The word "this" occurs in some lines of the data. Return each such line.

[[ Information supplied, beginning ]]

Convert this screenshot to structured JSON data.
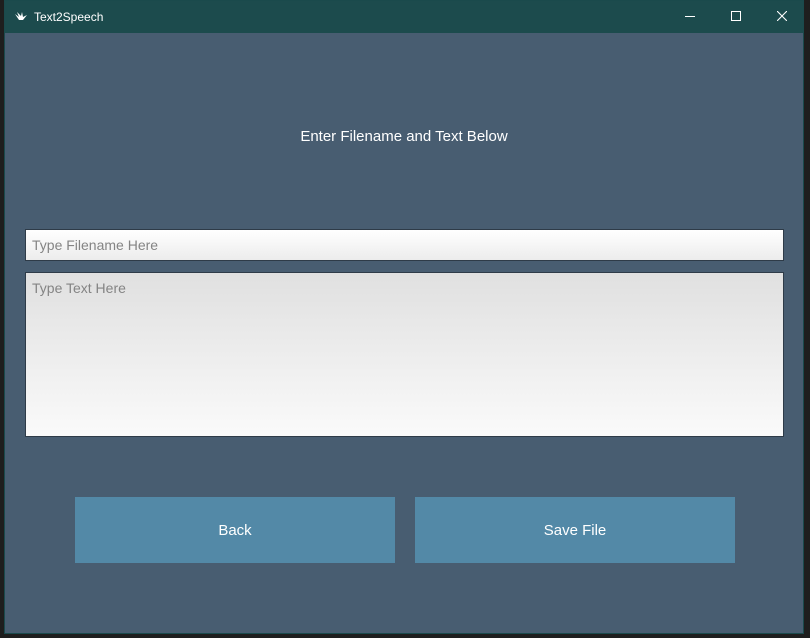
{
  "window": {
    "title": "Text2Speech",
    "icon": "kivy-logo-icon",
    "controls": {
      "minimize_icon": "minimize-icon",
      "maximize_icon": "maximize-icon",
      "close_icon": "close-icon"
    }
  },
  "main": {
    "heading": "Enter Filename and Text Below",
    "filename_input": {
      "value": "",
      "placeholder": "Type Filename Here"
    },
    "text_input": {
      "value": "",
      "placeholder": "Type Text Here"
    },
    "buttons": {
      "back_label": "Back",
      "save_label": "Save File"
    }
  },
  "colors": {
    "titlebar": "#1c4b4d",
    "background": "#485d71",
    "button": "#5389a7",
    "text": "#ffffff",
    "placeholder": "#848484"
  }
}
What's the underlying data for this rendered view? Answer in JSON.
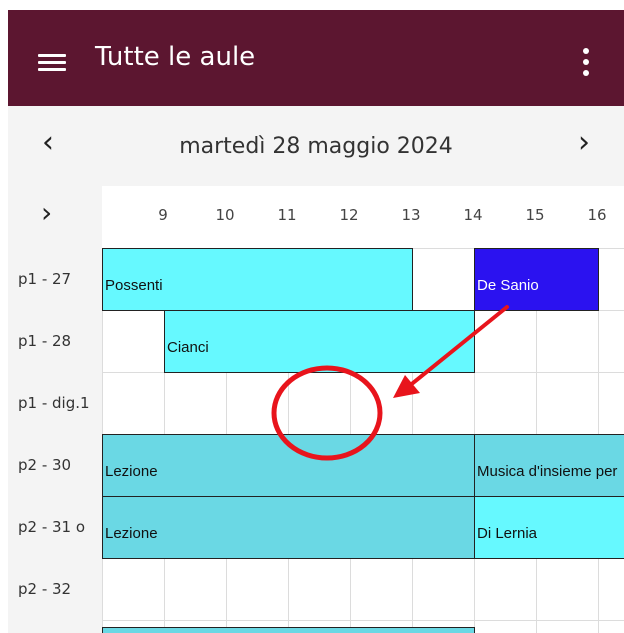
{
  "app": {
    "title": "Tutte le aule",
    "menu_icon": "hamburger-menu-icon",
    "more_icon": "more-vert-icon",
    "bar_color": "#5c1630"
  },
  "date_nav": {
    "prev": "‹",
    "next": "›",
    "date": "martedì 28 maggio 2024"
  },
  "grid": {
    "expand": "›",
    "hours": [
      "9",
      "10",
      "11",
      "12",
      "13",
      "14",
      "15",
      "16"
    ],
    "rows": [
      "p1 - 27",
      "p1 - 28",
      "p1 - dig.1",
      "p2 - 30",
      "p2 - 31 o",
      "p2 - 32"
    ],
    "events": [
      {
        "label": "Possenti",
        "color": "#66f9ff"
      },
      {
        "label": "De Sanio",
        "color": "#2b12f0"
      },
      {
        "label": "Cianci",
        "color": "#66f9ff"
      },
      {
        "label": "Lezione",
        "color": "#6ad8e4"
      },
      {
        "label": "Musica d'insieme per",
        "color": "#6ad8e4"
      },
      {
        "label": "Lezione",
        "color": "#6ad8e4"
      },
      {
        "label": "Di Lernia",
        "color": "#66f9ff"
      },
      {
        "label": "",
        "color": "#6ad8e4"
      }
    ]
  },
  "annotation": {
    "color": "#e8141c"
  }
}
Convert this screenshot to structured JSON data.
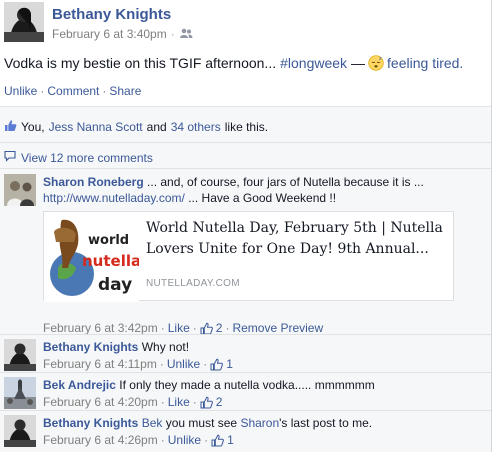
{
  "post": {
    "author": "Bethany Knights",
    "timestamp": "February 6 at 3:40pm",
    "audience_icon": "friends-icon",
    "status_text": "Vodka is my bestie on this TGIF afternoon...",
    "hashtag": "#longweek",
    "dash": "—",
    "feeling_icon": "sleepy-face-emoji",
    "feeling_text": "feeling tired.",
    "actions": {
      "unlike": "Unlike",
      "comment": "Comment",
      "share": "Share",
      "separator": "·"
    }
  },
  "likes": {
    "icon": "like-thumb-icon",
    "you": "You,",
    "friend": "Jess Nanna Scott",
    "and": "and",
    "others": "34 others",
    "suffix": "like this."
  },
  "more_comments": {
    "icon": "comment-bubble-icon",
    "label": "View 12 more comments"
  },
  "comments": [
    {
      "author": "Sharon Roneberg",
      "text": "... and, of course, four jars of Nutella because it is ...",
      "link": "http://www.nutelladay.com/",
      "link_suffix": "... Have a Good Weekend !!",
      "preview": {
        "title": "World Nutella Day, February 5th | Nutella Lovers Unite for One Day! 9th Annual...",
        "domain": "NUTELLADAY.COM",
        "image_words": [
          "world",
          "nutella",
          "day"
        ]
      },
      "time": "February 6 at 3:42pm",
      "action": "Like",
      "like_count": "2",
      "extra": "Remove Preview"
    },
    {
      "author": "Bethany Knights",
      "text": "Why not!",
      "time": "February 6 at 4:11pm",
      "action": "Unlike",
      "like_count": "1"
    },
    {
      "author": "Bek Andrejic",
      "text": "If only they made a nutella vodka..... mmmmmm",
      "time": "February 6 at 4:20pm",
      "action": "Like",
      "like_count": "2"
    },
    {
      "author": "Bethany Knights",
      "mention1": "Bek",
      "text_mid": "you must see",
      "mention2": "Sharon",
      "text_end": "'s last post to me.",
      "time": "February 6 at 4:26pm",
      "action": "Unlike",
      "like_count": "1"
    }
  ],
  "colors": {
    "link": "#3b5998",
    "meta": "#7f7f7f",
    "ufi_bg": "#f6f7f8",
    "text": "#141823"
  }
}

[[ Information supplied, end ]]

# Answer box
Convert this screenshot to structured JSON data.
What's the underlying data for this rendered view? Answer in JSON.
Convert this screenshot to structured JSON data.
    "status_text": "Vodka is my bestie on this TGIF afternoon...",
    "suffix": "like this."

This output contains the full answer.